This study couldn't say why these patients switched doctors so much. But Gudzune says that other research finds that primary care settings can be uncomfortable for overweight patients. Staff can be judgmental. And equipment, like blood pressure cuffs and exam tables, is often too small.

Another recent study found that one-third of medical students are biased against overweight and obese patients, and two-thirds of the students didn't realize it.

If patients don't have a stable primary care provider, they are more likely to end up in the hospital ER when they have a problem. And that's exactly what Gudzune found. In her study, overweight and obese patients were 80 percent more likely to go to the hospital emergency room than were normal weight patients.

"Interestingly, they did not have increased rates of hospitalization over that period, which suggests to me that these patients were using the emergency room potentially for conditions that really didn't need the emergency room," Gudzune says.

Other studies have found that not only are ER visits more costly than visits with a primary care doctor, but patient health can be compromised. According to Gudzune, "patients who have the same doctor are less likely to need to use the emergency room; they're also more likely to get all of their preventive health screens such as breast cancer screening or colon cancer screening."

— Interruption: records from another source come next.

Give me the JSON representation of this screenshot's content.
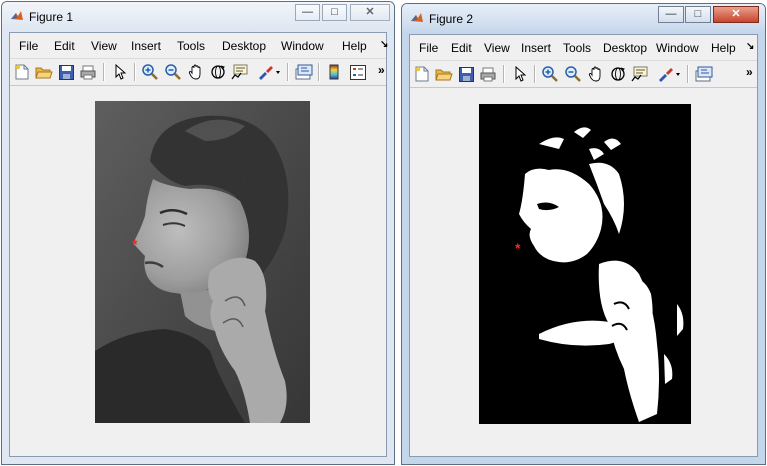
{
  "figure1": {
    "title": "Figure 1",
    "controls": {
      "minimize": "—",
      "maximize": "□",
      "close": "✕"
    },
    "menu": [
      "File",
      "Edit",
      "View",
      "Insert",
      "Tools",
      "Desktop",
      "Window",
      "Help"
    ],
    "menu_more": "↘",
    "toolbar_more": "»",
    "toolbar_icons": [
      "new-figure-icon",
      "open-file-icon",
      "save-icon",
      "print-icon",
      "pointer-icon",
      "zoom-in-icon",
      "zoom-out-icon",
      "pan-icon",
      "rotate-icon",
      "data-cursor-icon",
      "brush-icon",
      "link-icon",
      "colorbar-icon",
      "legend-icon"
    ],
    "image": "grayscale portrait with red marker"
  },
  "figure2": {
    "title": "Figure 2",
    "controls": {
      "minimize": "—",
      "maximize": "□",
      "close": "✕"
    },
    "menu": [
      "File",
      "Edit",
      "View",
      "Insert",
      "Tools",
      "Desktop",
      "Window",
      "Help"
    ],
    "menu_more": "↘",
    "toolbar_more": "»",
    "toolbar_icons": [
      "new-figure-icon",
      "open-file-icon",
      "save-icon",
      "print-icon",
      "pointer-icon",
      "zoom-in-icon",
      "zoom-out-icon",
      "pan-icon",
      "rotate-icon",
      "data-cursor-icon",
      "brush-icon",
      "link-icon"
    ],
    "image": "binary thresholded portrait with red marker"
  },
  "colors": {
    "marker": "#ff2020",
    "titlebar_active": "#c6d7ec",
    "client": "#f0f0f0"
  }
}
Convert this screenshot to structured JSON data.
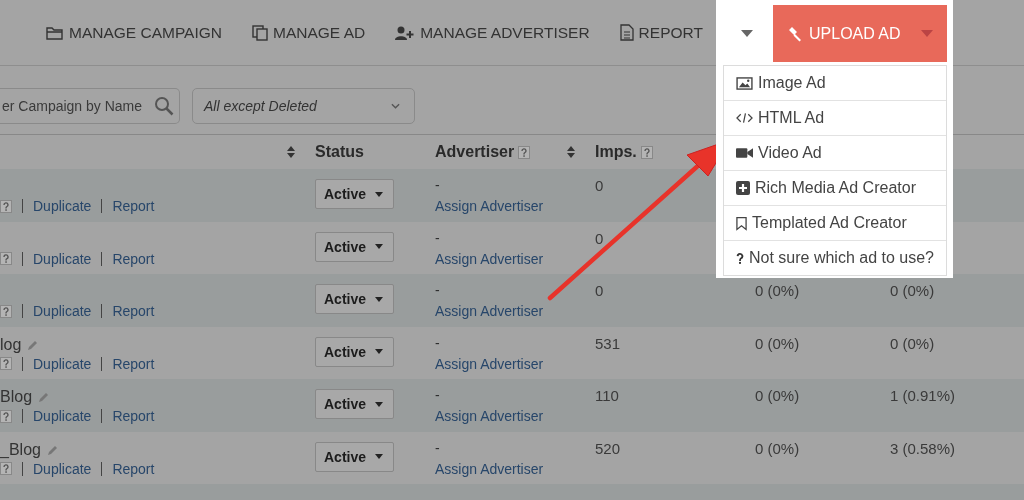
{
  "nav": {
    "items": [
      {
        "label": "MANAGE CAMPAIGN"
      },
      {
        "label": "MANAGE AD"
      },
      {
        "label": "MANAGE ADVERTISER"
      },
      {
        "label": "REPORT"
      }
    ],
    "upload": {
      "label": "UPLOAD AD",
      "expanded": true,
      "menu": [
        {
          "label": "Image Ad"
        },
        {
          "label": "HTML Ad"
        },
        {
          "label": "Video Ad"
        },
        {
          "label": "Rich Media Ad Creator"
        },
        {
          "label": "Templated Ad Creator"
        },
        {
          "label": "Not sure which ad to use?"
        }
      ]
    }
  },
  "filters": {
    "search": {
      "placeholder": "er Campaign by Name"
    },
    "status_select": {
      "value": "All except Deleted"
    }
  },
  "table": {
    "columns": [
      {
        "sortable": true
      },
      {
        "label": "Status"
      },
      {
        "label": "Advertiser",
        "sortable": true,
        "help": true
      },
      {
        "label": "Imps.",
        "help": true
      }
    ],
    "rows": [
      {
        "status": "Active",
        "advertiser": "-",
        "assign": "Assign Advertiser",
        "imps": "0",
        "actions": [
          "Duplicate",
          "Report"
        ]
      },
      {
        "status": "Active",
        "advertiser": "-",
        "assign": "Assign Advertiser",
        "imps": "0",
        "actions": [
          "Duplicate",
          "Report"
        ]
      },
      {
        "status": "Active",
        "advertiser": "-",
        "assign": "Assign Advertiser",
        "imps": "0",
        "column_5": "0 (0%)",
        "column_6": "0 (0%)",
        "actions": [
          "Duplicate",
          "Report"
        ]
      },
      {
        "name": "log",
        "status": "Active",
        "advertiser": "-",
        "assign": "Assign Advertiser",
        "imps": "531",
        "column_5": "0 (0%)",
        "column_6": "0 (0%)",
        "actions": [
          "Duplicate",
          "Report"
        ]
      },
      {
        "name": "Blog",
        "status": "Active",
        "advertiser": "-",
        "assign": "Assign Advertiser",
        "imps": "110",
        "column_5": "0 (0%)",
        "column_6": "1 (0.91%)",
        "actions": [
          "Duplicate",
          "Report"
        ]
      },
      {
        "name": "_Blog",
        "status": "Active",
        "advertiser": "-",
        "assign": "Assign Advertiser",
        "imps": "520",
        "column_5": "0 (0%)",
        "column_6": "3 (0.58%)",
        "actions": [
          "Duplicate",
          "Report"
        ]
      }
    ]
  }
}
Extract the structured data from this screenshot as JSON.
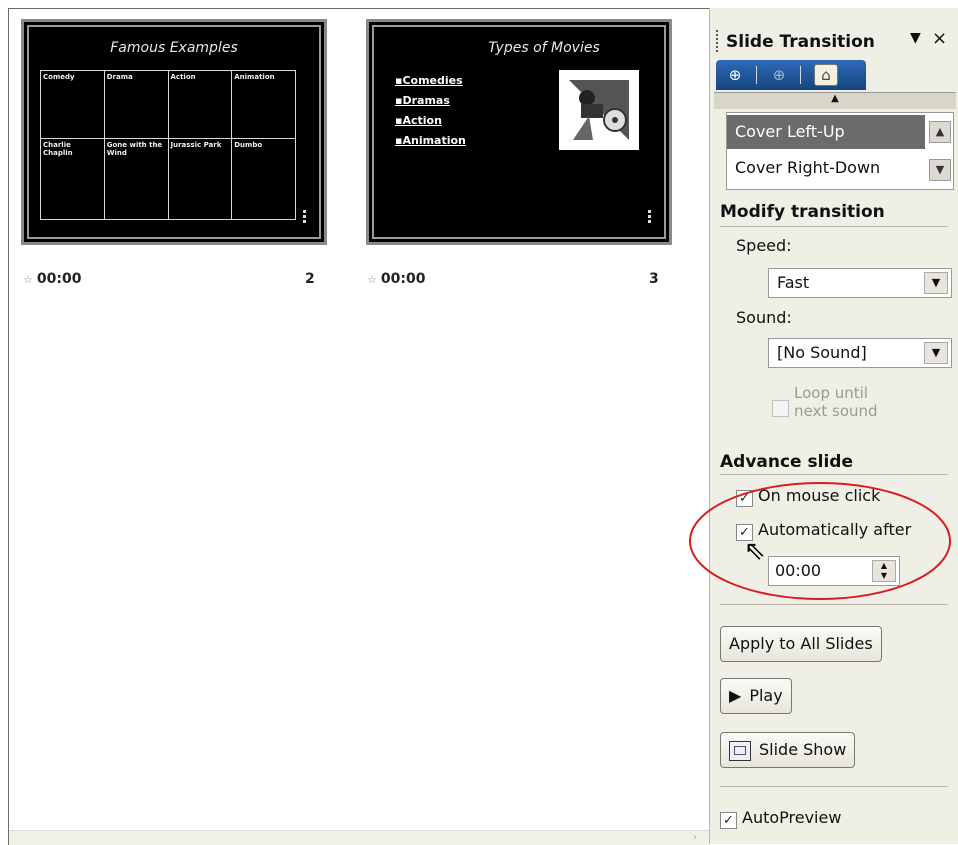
{
  "slides": [
    {
      "title": "Famous Examples",
      "table": [
        [
          "Comedy",
          "Drama",
          "Action",
          "Animation"
        ],
        [
          "Charlie Chaplin",
          "Gone with the Wind",
          "Jurassic Park",
          "Dumbo"
        ]
      ],
      "time": "00:00",
      "number": "2"
    },
    {
      "title": "Types of Movies",
      "bullets": [
        "Comedies",
        "Dramas",
        "Action",
        "Animation"
      ],
      "time": "00:00",
      "number": "3"
    }
  ],
  "pane": {
    "title": "Slide Transition",
    "dropdown_icon": "triangle-down-icon",
    "close_label": "×",
    "transitions": [
      "Cover Left-Up",
      "Cover Right-Down"
    ],
    "selected_transition": "Cover Left-Up",
    "modify": {
      "heading": "Modify transition",
      "speed_label": "Speed:",
      "speed_value": "Fast",
      "sound_label": "Sound:",
      "sound_value": "[No Sound]",
      "loop_label_line1": "Loop until",
      "loop_label_line2": "next sound",
      "loop_checked": false
    },
    "advance": {
      "heading": "Advance slide",
      "mouse_click_label": "On mouse click",
      "mouse_click_checked": true,
      "auto_label": "Automatically after",
      "auto_checked": true,
      "auto_value": "00:00"
    },
    "buttons": {
      "apply_all": "Apply to All Slides",
      "play": "Play",
      "slide_show": "Slide Show"
    },
    "autopreview_label": "AutoPreview",
    "autopreview_checked": true,
    "highlight_color": "#d62020"
  }
}
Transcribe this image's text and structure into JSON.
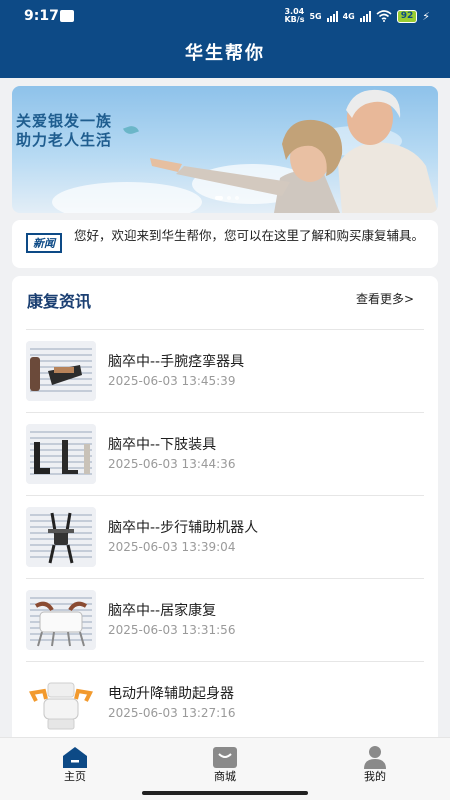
{
  "status_bar": {
    "time": "9:17",
    "net_speed_value": "3.04",
    "net_speed_unit": "KB/s",
    "net_type_1": "5G",
    "net_type_2": "4G",
    "battery": "92"
  },
  "header": {
    "title": "华生帮你"
  },
  "banner": {
    "line1": "关爱银发一族",
    "line2": "助力老人生活",
    "slide_count": 3,
    "active_slide": 1
  },
  "notice": {
    "badge": "新闻",
    "text": "您好，欢迎来到华生帮你，您可以在这里了解和购买康复辅具。"
  },
  "info": {
    "title": "康复资讯",
    "more": "查看更多>",
    "articles": [
      {
        "title": "脑卒中--手腕痉挛器具",
        "time": "2025-06-03 13:45:39"
      },
      {
        "title": "脑卒中--下肢装具",
        "time": "2025-06-03 13:44:36"
      },
      {
        "title": "脑卒中--步行辅助机器人",
        "time": "2025-06-03 13:39:04"
      },
      {
        "title": "脑卒中--居家康复",
        "time": "2025-06-03 13:31:56"
      },
      {
        "title": "电动升降辅助起身器",
        "time": "2025-06-03 13:27:16"
      }
    ]
  },
  "tabbar": {
    "items": [
      {
        "label": "主页",
        "icon": "home-icon",
        "active": true
      },
      {
        "label": "商城",
        "icon": "shop-icon",
        "active": false
      },
      {
        "label": "我的",
        "icon": "user-icon",
        "active": false
      }
    ],
    "active_color": "#0d4a86",
    "inactive_color": "#8a8a8a"
  },
  "colors": {
    "brand": "#0d4a86",
    "title": "#1b3f72"
  }
}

Bottom line, says Gudzune: Improved communication between doctors and patients could make a big difference not only in patient health but also in helping patients lose weight.

Copyright 2013 NPR. To see more, visit http://www.npr.org/.

WAMU 88.5

Math Is Everywhere, But Especially On National Mall This Weekend

The first National Math Festival of its kind comes to the District Saturday, taking over the National Mall and Smithsonian museums.
NPR

How The Food Industry Relies On Scientists With Big Tobacco Ties

Critics of the system that ushers food products to market say it is rife with conflicts of interest. When scientists depend on food companies for work, they may be less likely to contest food safety.
NPR

On Links As In Life, D.C. Bipartisan Relations Are Deep In The Rough

Golf is a sport that's been enjoyed by both Democrats and Republicans through the decades, but bipartisan golf outings may be disappearing like a shanked tee shot into a water hazard.
NPR

What Does It Take To Feel Secure?

Computer security expert Bruce Schneier says there's a big difference between feeling secure and being secure. He explains why we worry about unlikely dangers while ignoring more probable risks.

Leave a Comment

Help keep the conversation civil. Please refer to our Terms of Use and Code of Conduct before posting your comments.